I did add “adduser” but much like mentioned elsewhere it would complain about not having “passwd”, there was no packages for “mkpasswd”, or “makepasswd”. I wasn’t in the mood to change my root system password and run a single stupid line to set one users password … :S (
sed -n -e "s,^root:,$UNAM:,p" < /etc/shadow >> /etc/shadow.custom
Instead much like the alternative suggestion on the page itself “You can also cut & paste passwd and shadow entries from another linux box.” which is exactly what I did, using my Linux Mint VM, I used openssl passwd with a salt to generate a MD5 hashed password.
Now I was able to SSH in with my new non root account, YAY!
Now according to the source “These commands need only be done once for each custom username. Thereafter, the user will always be created every time the router boots up. To delete a user, edit /etc/passwd.custom and /etc/group.custom and delete the line with that username, then save them to nvram.”
OK…. I’m going to reboot now…
mhmmm is it going to work….? Oooo… account is there after reboot in passwd file… and line exists for account in shadow file, and home dir exists… lets log in… well shit… the password didn’t save… still same as root even though they differ in the shadow file… k… let’s make a new one… save in shadow file, relogin, yup password changed. and now change in shadow.custom and save, and reboot…. arrrrggggg C’MON
Maybe you have to run that setfile commands when changing a file set to nvram? second try… there we go! success.
Screen, Irssi and the fun Stuff
It’s been a while since I had to reconfigure this stuff so someone’s blog to help me along the way, and it’s rather old now… but still good stuff and this simple one
and then run irssi 😀 (by typing irssi and hitting enter)
Silly Rabbit Trix are for… I mean Irssi I’m following a guide already…

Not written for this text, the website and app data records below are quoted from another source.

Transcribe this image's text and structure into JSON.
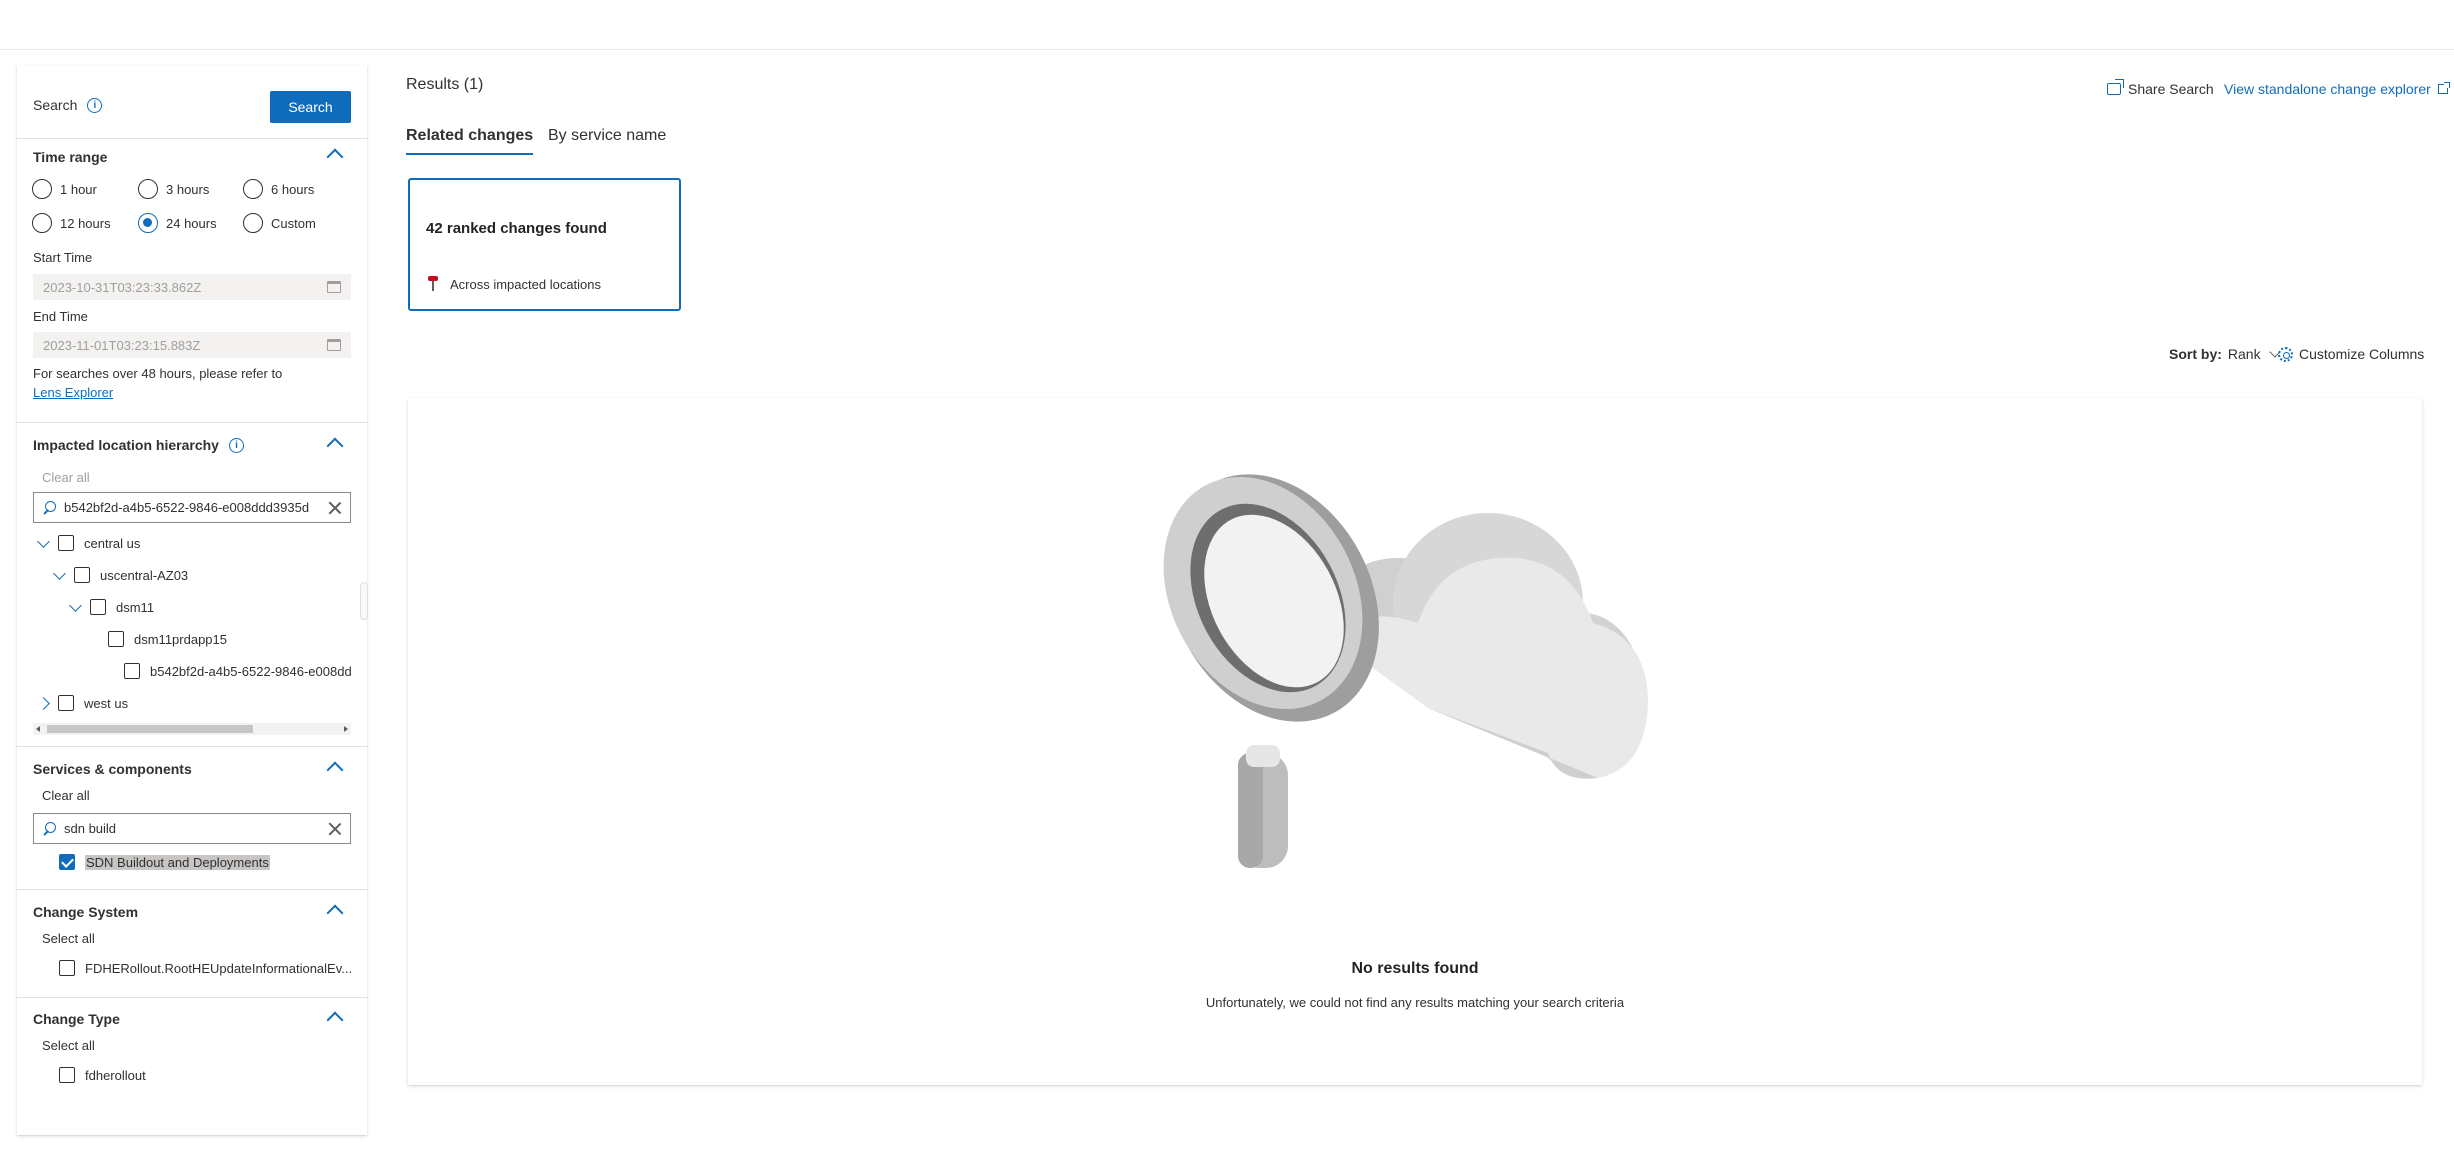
{
  "filters": {
    "search_label": "Search",
    "search_button": "Search",
    "time_range": {
      "title": "Time range",
      "options": [
        "1 hour",
        "3 hours",
        "6 hours",
        "12 hours",
        "24 hours",
        "Custom"
      ],
      "selected": "24 hours"
    },
    "start_time": {
      "label": "Start Time",
      "value": "2023-10-31T03:23:33.862Z"
    },
    "end_time": {
      "label": "End Time",
      "value": "2023-11-01T03:23:15.883Z"
    },
    "note": "For searches over 48 hours, please refer to",
    "note_link": "Lens Explorer",
    "impacted": {
      "title": "Impacted location hierarchy",
      "clear_all": "Clear all",
      "search_value": "b542bf2d-a4b5-6522-9846-e008ddd3935d",
      "tree": [
        "central us",
        "uscentral-AZ03",
        "dsm11",
        "dsm11prdapp15",
        "b542bf2d-a4b5-6522-9846-e008dd",
        "west us"
      ]
    },
    "services": {
      "title": "Services & components",
      "clear_all": "Clear all",
      "search_value": "sdn build",
      "items": [
        {
          "label": "SDN Buildout and Deployments",
          "checked": true
        }
      ]
    },
    "change_system": {
      "title": "Change System",
      "select_all": "Select all",
      "items": [
        {
          "label": "FDHERollout.RootHEUpdateInformationalEv...",
          "checked": false
        }
      ]
    },
    "change_type": {
      "title": "Change Type",
      "select_all": "Select all",
      "items": [
        {
          "label": "fdherollout",
          "checked": false
        }
      ]
    }
  },
  "main": {
    "results_title": "Results (1)",
    "tabs": [
      {
        "label": "Related changes",
        "active": true
      },
      {
        "label": "By service name",
        "active": false
      }
    ],
    "share_search": "Share Search",
    "standalone": "View standalone change explorer",
    "card": {
      "count": "42 ranked changes found",
      "sub": "Across impacted locations"
    },
    "sort_label": "Sort by:",
    "sort_value": "Rank",
    "customize": "Customize Columns",
    "empty_title": "No results found",
    "empty_sub": "Unfortunately, we could not find any results matching your search criteria"
  },
  "colors": {
    "accent": "#0f6cbd",
    "border": "#8a8886",
    "muted": "#a19f9d"
  }
}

to make adding to Freenode easier instead of having to type /connect irc.freenode.net I’m going to setup a reference much like the existing reference from the above command:
The above shows names, but not there DNS lookups which is the server list

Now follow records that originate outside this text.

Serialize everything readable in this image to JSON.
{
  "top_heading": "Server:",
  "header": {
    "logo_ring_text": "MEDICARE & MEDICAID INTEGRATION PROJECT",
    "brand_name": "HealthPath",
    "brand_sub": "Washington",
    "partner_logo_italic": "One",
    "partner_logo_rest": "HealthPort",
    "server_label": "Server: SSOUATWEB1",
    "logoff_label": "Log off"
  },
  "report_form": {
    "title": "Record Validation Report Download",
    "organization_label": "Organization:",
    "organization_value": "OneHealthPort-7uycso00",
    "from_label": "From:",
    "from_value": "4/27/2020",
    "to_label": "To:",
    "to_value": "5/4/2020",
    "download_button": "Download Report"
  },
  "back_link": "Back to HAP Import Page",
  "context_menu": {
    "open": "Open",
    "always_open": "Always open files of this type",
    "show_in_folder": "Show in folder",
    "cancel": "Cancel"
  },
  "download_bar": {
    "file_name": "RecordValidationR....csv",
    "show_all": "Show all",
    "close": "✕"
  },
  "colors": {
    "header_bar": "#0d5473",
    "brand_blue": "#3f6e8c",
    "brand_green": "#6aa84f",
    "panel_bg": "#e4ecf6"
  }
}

To add our reference:
/server add -auto -network Freenode irc.freenode.net
Now that we have an auto connecting server, we’d like to specify the user and login details:
/network add -nick Zew -autosendcmd "/msg nickserv IDENTIFY *******" Freenode
Now that my usual helpful sources are added (you can always catch me in one of these places) let’s test it all out… run /quit and then irssi again. Which worked! I was joined to my server, authed and joined to my channels 😀
Use Ctrl + X to switch connected servers, Esc + left or Right to move channels.
and finally “Ctrl + A then Ctrl + D . Doing this will detach you from the screen session which you can later resume by doing screen -r .”
See you on IRC!